Student Mental Health
written by: Kendall Cline, FFT Program Manager
During the Covid-19 pandemic, results on high school student mental health in the United States have shown an alarming increase in threats. The 2021 CDC data shows about 37% of students reported experiencing poor mental health during the pandemic and about 44% reported feeling sad or hopeless. Further data shows some of the challenges encountered during the Covid-19 pandemic with approximately 55% of students experiencing emotional abuse by a parent or other adult in the home, such as swearing at, insulting, or putting the student down. About 11% of students experienced physical abuse by a parent or other adult in the home, which included hitting, beating, kicking or physically hurting the student.
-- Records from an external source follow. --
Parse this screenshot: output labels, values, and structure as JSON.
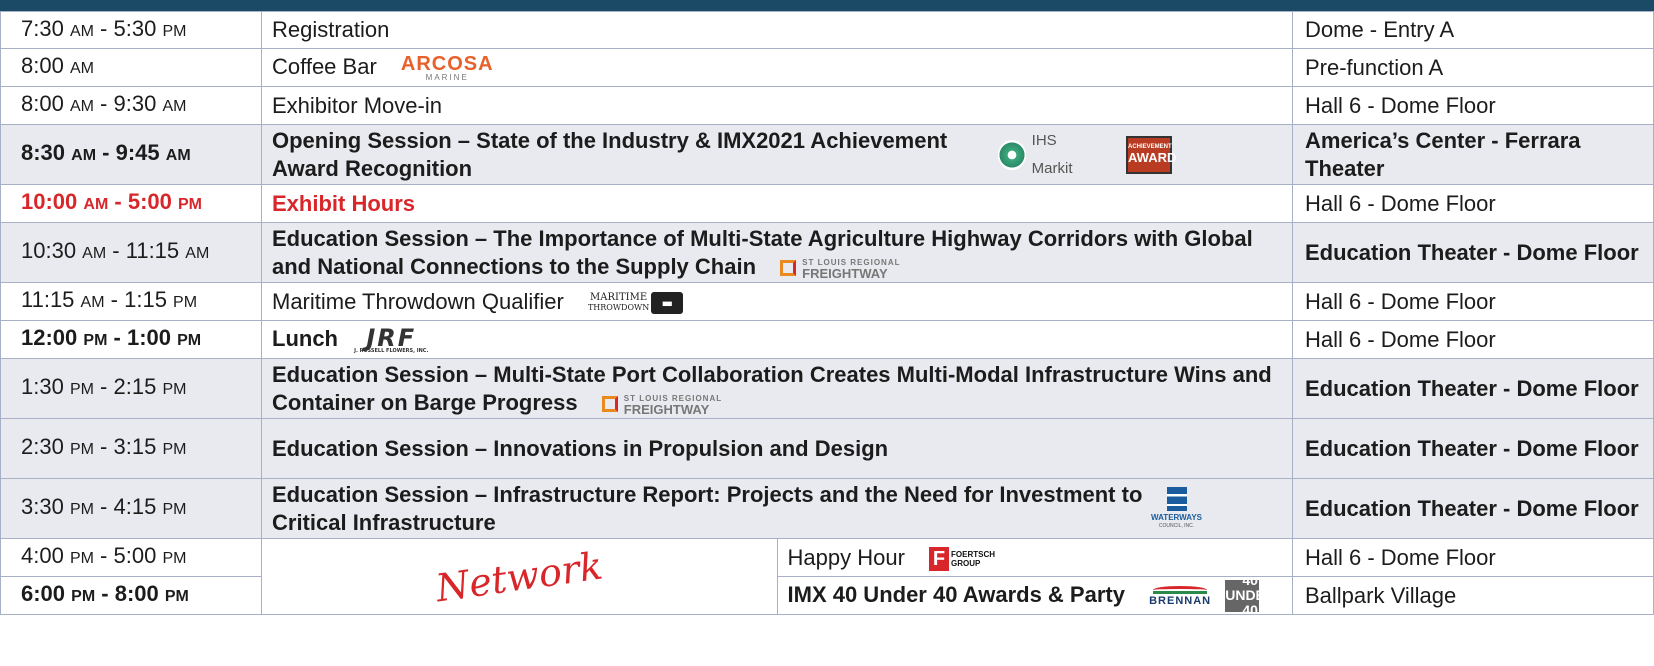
{
  "schedule": [
    {
      "time_a": "7:30 ",
      "ampm_a": "AM",
      "sep": " - ",
      "time_b": "5:30 ",
      "ampm_b": "PM",
      "event": "Registration",
      "location": "Dome - Entry A"
    },
    {
      "time_a": "8:00 ",
      "ampm_a": "AM",
      "event": "Coffee Bar",
      "location": "Pre-function A",
      "logo": {
        "name": "ARCOSA",
        "sub": "MARINE"
      }
    },
    {
      "time_a": "8:00 ",
      "ampm_a": "AM",
      "sep": " - ",
      "time_b": "9:30 ",
      "ampm_b": "AM",
      "event": "Exhibitor Move-in",
      "location": "Hall 6 - Dome Floor"
    },
    {
      "time_a": "8:30 ",
      "ampm_a": "AM",
      "sep": " - ",
      "time_b": "9:45 ",
      "ampm_b": "AM",
      "event": "Opening Session – State of the Industry & IMX2021 Achievement Award Recognition",
      "location": "America’s Center - Ferrara Theater",
      "logo_ihs": "IHS Markit",
      "award_top": "ACHIEVEMENT",
      "award_main": "AWARD"
    },
    {
      "time_a": "10:00 ",
      "ampm_a": "AM",
      "sep": " - ",
      "time_b": "5:00 ",
      "ampm_b": "PM",
      "event": "Exhibit Hours",
      "location": "Hall 6 - Dome Floor"
    },
    {
      "time_a": "10:30 ",
      "ampm_a": "AM",
      "sep": " - ",
      "time_b": "11:15 ",
      "ampm_b": "AM",
      "event": "Education Session – The Importance of Multi-State Agriculture Highway Corridors with Global and National Connections to the Supply Chain",
      "location": "Education Theater - Dome Floor"
    },
    {
      "time_a": "11:15 ",
      "ampm_a": "AM",
      "sep": " - ",
      "time_b": "1:15 ",
      "ampm_b": "PM",
      "event": "Maritime Throwdown Qualifier",
      "location": "Hall 6 - Dome Floor",
      "logo": {
        "top": "MARITIME",
        "bottom": "THROWDOWN"
      }
    },
    {
      "time_a": "12:00 ",
      "ampm_a": "PM",
      "sep": " - ",
      "time_b": "1:00 ",
      "ampm_b": "PM",
      "event": "Lunch",
      "location": "Hall 6 - Dome Floor",
      "logo": {
        "name": "JRF",
        "sub": "J. RUSSELL FLOWERS, INC."
      }
    },
    {
      "time_a": "1:30 ",
      "ampm_a": "PM",
      "sep": " - ",
      "time_b": "2:15 ",
      "ampm_b": "PM",
      "event": "Education Session – Multi-State Port Collaboration Creates Multi-Modal Infrastructure Wins and Container on Barge Progress",
      "location": "Education Theater - Dome Floor"
    },
    {
      "time_a": "2:30 ",
      "ampm_a": "PM",
      "sep": " - ",
      "time_b": "3:15 ",
      "ampm_b": "PM",
      "event": "Education Session – Innovations in Propulsion and Design",
      "location": "Education Theater - Dome Floor"
    },
    {
      "time_a": "3:30 ",
      "ampm_a": "PM",
      "sep": " - ",
      "time_b": "4:15 ",
      "ampm_b": "PM",
      "event": "Education Session – Infrastructure Report: Projects and the Need for Investment to Critical Infrastructure",
      "location": "Education Theater - Dome Floor",
      "logo": {
        "name": "WATERWAYS",
        "sub": "COUNCIL, INC."
      }
    },
    {
      "time_a": "4:00 ",
      "ampm_a": "PM",
      "sep": " - ",
      "time_b": "5:00 ",
      "ampm_b": "PM",
      "event": "Happy Hour",
      "location": "Hall 6 - Dome Floor",
      "logo": {
        "mark": "F",
        "top": "FOERTSCH",
        "bottom": "GROUP"
      }
    },
    {
      "time_a": "6:00 ",
      "ampm_a": "PM",
      "sep": " - ",
      "time_b": "8:00 ",
      "ampm_b": "PM",
      "event": "IMX 40 Under 40 Awards & Party",
      "location": "Ballpark Village",
      "logo": {
        "name": "BRENNAN"
      },
      "badge": "40 UNDER 40"
    }
  ],
  "freightway": {
    "small": "ST LOUIS REGIONAL",
    "big": "FREIGHTWAY"
  },
  "network_label": "Network",
  "colors": {
    "header": "#1b4a66",
    "highlight": "#d8262a",
    "shaded": "#e9eaef",
    "border": "#a8b0c8"
  }
}
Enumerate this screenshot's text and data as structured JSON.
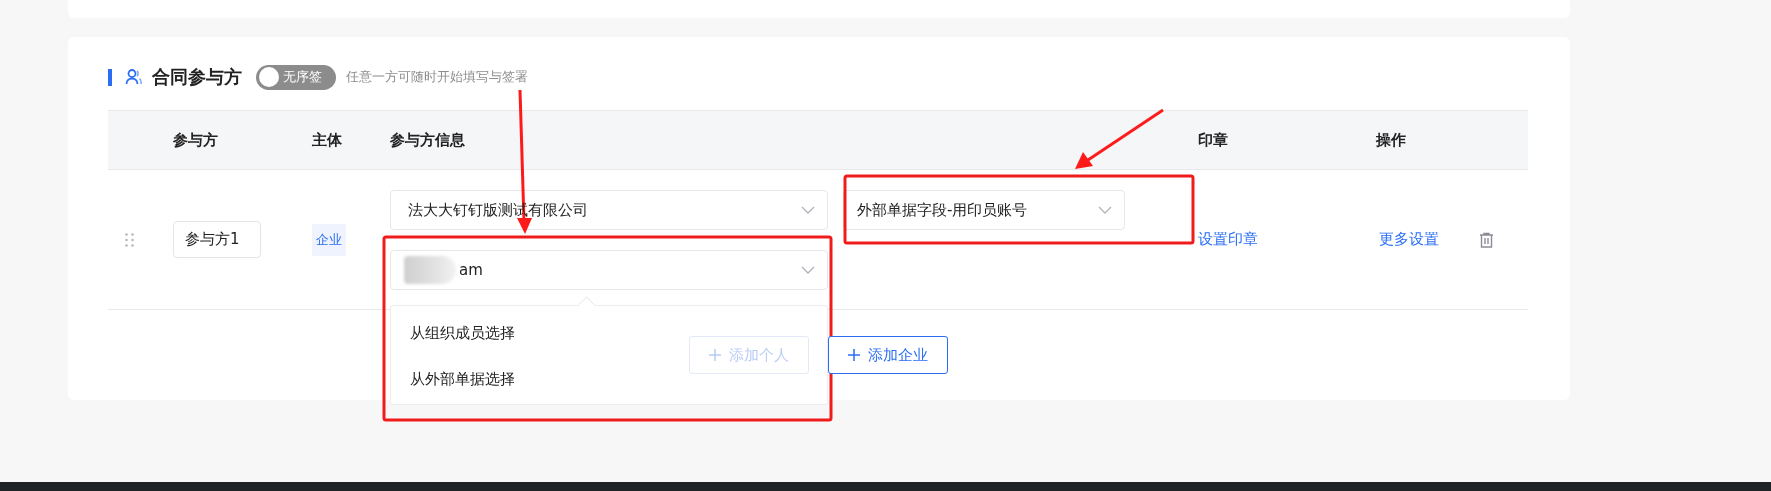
{
  "section": {
    "title": "合同参与方",
    "toggle": {
      "label": "无序签",
      "on": false
    },
    "hint": "任意一方可随时开始填写与签署"
  },
  "table": {
    "columns": [
      "参与方",
      "主体",
      "参与方信息",
      "印章",
      "操作"
    ],
    "rows": [
      {
        "name": "参与方1",
        "type_badge": "企业",
        "company": "法大大钉钉版测试有限公司",
        "person": "am",
        "person_blurred": true,
        "account_field": "外部单据字段-用印员账号",
        "seal_link": "设置印章",
        "more_link": "更多设置"
      }
    ]
  },
  "dropdown": {
    "open": true,
    "items": [
      {
        "label": "从组织成员选择"
      },
      {
        "label": "从外部单据选择"
      }
    ]
  },
  "buttons": [
    {
      "label": "添加个人",
      "disabled": true
    },
    {
      "label": "添加企业",
      "disabled": false
    }
  ]
}
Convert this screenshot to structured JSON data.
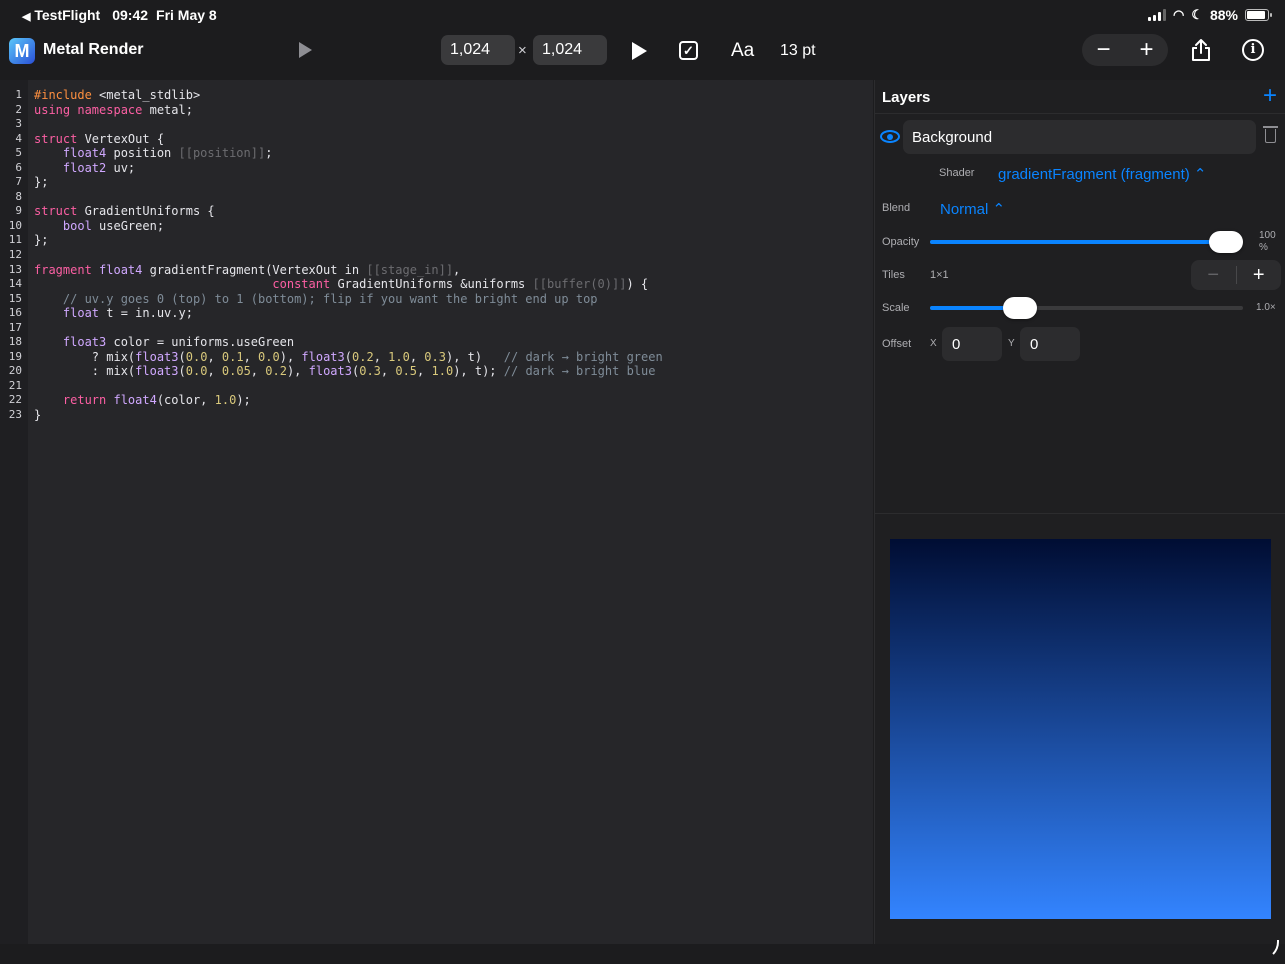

Before the pandemic, mental health among school students was already getting worse. According to the CDC data, students who felt sadness or hopelessness had increased to 40% between 2009-2019. About 66% of lesbian, gay and bisexual students with approximately 47% of the female students reported persistent feelings of sadness or hopelessness. The results also found that lesbian, gay and bisexual students are four times more likely to have attempted suicide than their heterosexual peers.
The most important protective factor for these youth to help reduce the likelihood of health risks, including mental health is connectedness. This refers to the sense of being cared for, supported, and belonging, and can be centered on feeling connected to school, family, such as parents and caregivers, or other important people in a young student’s life. Students who feel connected at school and home are less likely to experience negative health outcomes related to sexual risk, substance use, violence and mental health. Students who felt connectedness at school and home were found to be 66% less likely to experience health risk behaviors and mental health in adulthood.
Schools are a crucial partner in supporting health and wellbeing of students. Programs that promote social emotional learning and emphasize self-awareness, self-management, responsible decision-making as well as focus on safe ways students can help others. Trained mental health professionals, including counselors and support staff in the schools can conduct mental health screenings, identify students in crisis and who need intervention.
“New CDC data illuminate youth mental health threats during the Covid-19 pandemic” Centers for Disease Control and Prevention, 31 March 2022, https://www.cdc.gov/media/releases/2022/p0331-youth-mental-health-covid-19.html. Accessed 4 Aug. 2022.
“Mental Health Among Adolescents” Centers for Disease Control and Prevention, https://www.cdc.gov/nchhstp/newsroom/docs/factsheets/dash-mental-health.pdf. Accessed 4 Aug. 2022.